Copy each line below holding "JSON".

• INFORMATION SUPPLIED:
■ ■ ■ ■ ■
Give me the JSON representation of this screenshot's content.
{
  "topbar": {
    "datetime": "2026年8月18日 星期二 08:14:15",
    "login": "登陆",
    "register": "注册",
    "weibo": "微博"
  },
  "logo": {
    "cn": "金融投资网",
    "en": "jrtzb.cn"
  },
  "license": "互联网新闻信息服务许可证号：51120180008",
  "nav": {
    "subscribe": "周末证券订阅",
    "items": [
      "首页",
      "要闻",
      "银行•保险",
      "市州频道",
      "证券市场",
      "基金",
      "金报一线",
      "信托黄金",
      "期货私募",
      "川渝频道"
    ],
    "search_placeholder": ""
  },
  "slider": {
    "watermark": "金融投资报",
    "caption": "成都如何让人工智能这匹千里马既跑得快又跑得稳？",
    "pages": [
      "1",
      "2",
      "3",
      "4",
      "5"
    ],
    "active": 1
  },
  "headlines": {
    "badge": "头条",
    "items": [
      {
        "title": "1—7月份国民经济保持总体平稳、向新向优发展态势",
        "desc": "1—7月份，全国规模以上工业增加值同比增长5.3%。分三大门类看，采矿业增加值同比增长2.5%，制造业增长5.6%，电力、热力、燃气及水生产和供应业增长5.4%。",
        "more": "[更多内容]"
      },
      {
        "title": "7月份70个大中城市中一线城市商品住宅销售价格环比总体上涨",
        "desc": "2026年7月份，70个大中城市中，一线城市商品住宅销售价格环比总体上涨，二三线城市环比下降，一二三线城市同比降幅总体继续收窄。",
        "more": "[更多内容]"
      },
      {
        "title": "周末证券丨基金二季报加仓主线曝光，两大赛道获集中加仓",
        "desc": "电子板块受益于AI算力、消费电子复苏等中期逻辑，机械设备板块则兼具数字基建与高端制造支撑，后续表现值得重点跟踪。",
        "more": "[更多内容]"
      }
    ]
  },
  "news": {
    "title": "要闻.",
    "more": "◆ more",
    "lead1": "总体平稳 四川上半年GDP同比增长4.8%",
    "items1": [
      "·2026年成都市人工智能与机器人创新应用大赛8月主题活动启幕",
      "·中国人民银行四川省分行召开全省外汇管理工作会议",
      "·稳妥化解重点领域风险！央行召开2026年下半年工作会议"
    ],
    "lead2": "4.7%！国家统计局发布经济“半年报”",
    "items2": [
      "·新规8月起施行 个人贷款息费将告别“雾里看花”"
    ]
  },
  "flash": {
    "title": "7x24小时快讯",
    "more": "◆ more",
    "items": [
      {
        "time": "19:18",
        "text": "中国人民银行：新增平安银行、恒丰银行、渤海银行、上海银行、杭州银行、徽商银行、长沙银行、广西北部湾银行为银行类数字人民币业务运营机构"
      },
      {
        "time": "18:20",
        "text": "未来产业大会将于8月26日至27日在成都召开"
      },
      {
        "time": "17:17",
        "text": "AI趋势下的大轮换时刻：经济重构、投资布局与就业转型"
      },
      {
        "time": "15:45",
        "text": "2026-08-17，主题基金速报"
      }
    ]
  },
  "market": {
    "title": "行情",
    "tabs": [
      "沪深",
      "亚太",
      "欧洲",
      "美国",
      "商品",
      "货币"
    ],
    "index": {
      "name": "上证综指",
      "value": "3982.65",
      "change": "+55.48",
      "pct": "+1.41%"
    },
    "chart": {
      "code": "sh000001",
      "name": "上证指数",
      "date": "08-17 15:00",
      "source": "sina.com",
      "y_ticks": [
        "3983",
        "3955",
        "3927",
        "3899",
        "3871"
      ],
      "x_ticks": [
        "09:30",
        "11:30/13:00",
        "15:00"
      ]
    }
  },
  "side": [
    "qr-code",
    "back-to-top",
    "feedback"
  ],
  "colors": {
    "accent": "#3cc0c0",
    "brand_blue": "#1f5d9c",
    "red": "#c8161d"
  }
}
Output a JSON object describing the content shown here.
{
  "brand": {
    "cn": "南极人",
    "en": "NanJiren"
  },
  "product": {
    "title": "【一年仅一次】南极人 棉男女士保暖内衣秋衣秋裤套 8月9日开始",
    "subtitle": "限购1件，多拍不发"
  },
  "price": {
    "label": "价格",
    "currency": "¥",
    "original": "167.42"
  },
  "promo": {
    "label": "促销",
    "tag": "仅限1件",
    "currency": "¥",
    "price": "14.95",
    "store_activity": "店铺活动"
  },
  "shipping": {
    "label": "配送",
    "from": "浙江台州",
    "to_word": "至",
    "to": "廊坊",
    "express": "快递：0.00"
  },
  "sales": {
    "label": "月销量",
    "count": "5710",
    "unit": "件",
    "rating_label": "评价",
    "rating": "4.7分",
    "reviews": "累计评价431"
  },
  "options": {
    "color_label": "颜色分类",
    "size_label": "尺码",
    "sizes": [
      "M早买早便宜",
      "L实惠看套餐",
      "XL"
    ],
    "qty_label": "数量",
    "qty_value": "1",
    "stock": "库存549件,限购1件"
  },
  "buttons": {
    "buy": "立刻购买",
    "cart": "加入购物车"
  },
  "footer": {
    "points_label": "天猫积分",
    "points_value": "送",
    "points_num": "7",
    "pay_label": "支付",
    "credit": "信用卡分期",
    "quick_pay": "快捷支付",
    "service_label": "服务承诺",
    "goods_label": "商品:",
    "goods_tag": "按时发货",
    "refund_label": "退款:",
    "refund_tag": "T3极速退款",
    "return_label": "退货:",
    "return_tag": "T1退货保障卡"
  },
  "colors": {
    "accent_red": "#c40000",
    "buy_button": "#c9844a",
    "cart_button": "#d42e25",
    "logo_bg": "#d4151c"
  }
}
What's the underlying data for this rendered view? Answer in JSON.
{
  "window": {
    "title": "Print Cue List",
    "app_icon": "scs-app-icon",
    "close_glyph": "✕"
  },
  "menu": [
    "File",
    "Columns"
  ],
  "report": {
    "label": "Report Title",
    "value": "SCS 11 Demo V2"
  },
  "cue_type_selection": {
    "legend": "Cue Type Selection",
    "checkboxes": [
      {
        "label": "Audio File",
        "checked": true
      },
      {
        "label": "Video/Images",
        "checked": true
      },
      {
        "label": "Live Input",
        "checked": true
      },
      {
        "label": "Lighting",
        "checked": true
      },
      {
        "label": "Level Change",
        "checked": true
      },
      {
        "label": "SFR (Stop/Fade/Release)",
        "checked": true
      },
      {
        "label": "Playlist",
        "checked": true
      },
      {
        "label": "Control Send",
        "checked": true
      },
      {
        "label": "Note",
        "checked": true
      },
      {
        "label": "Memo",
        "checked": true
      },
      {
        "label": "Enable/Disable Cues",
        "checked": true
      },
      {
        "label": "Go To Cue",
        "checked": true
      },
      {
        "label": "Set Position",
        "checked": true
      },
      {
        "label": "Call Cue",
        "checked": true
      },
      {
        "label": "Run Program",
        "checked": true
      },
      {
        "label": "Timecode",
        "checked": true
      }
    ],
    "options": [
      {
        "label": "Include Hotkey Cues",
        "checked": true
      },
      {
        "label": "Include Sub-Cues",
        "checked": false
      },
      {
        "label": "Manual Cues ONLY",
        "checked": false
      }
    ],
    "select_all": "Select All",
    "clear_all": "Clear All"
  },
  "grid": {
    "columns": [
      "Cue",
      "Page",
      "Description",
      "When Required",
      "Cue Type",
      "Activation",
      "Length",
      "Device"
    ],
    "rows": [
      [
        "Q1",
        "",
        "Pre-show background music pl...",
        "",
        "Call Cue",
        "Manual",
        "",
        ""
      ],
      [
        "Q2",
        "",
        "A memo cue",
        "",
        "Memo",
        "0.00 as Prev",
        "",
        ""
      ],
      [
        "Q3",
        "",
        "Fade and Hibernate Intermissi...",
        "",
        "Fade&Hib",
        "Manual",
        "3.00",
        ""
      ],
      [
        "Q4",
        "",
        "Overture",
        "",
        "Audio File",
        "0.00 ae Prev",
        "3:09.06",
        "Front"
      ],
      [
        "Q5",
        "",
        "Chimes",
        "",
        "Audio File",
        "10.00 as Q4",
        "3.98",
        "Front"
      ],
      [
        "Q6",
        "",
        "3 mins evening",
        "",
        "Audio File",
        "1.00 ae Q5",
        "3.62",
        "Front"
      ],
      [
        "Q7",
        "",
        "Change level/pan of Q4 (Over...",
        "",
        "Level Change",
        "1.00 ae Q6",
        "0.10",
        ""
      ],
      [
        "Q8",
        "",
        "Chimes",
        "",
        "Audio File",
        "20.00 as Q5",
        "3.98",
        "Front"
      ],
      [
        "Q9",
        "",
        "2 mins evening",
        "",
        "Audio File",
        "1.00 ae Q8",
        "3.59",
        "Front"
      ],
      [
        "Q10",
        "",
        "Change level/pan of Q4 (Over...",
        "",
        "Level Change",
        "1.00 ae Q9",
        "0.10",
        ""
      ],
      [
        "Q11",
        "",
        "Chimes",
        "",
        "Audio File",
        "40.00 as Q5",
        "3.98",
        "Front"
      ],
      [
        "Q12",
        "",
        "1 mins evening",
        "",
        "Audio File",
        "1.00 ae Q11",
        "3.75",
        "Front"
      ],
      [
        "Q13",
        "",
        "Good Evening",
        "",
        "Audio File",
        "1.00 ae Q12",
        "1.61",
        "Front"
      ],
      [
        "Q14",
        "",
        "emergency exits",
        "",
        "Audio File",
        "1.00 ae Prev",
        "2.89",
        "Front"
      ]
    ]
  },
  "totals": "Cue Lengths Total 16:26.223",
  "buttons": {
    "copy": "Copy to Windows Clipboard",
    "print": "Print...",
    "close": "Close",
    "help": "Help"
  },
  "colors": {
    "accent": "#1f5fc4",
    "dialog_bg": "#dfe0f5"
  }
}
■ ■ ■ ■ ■
• PROBLEM SOLUTION:
Give me the JSON representation of this screenshot's content.
Output a JSON object describing the content shown here.
What's the underlying data for this rendered view? Answer in JSON.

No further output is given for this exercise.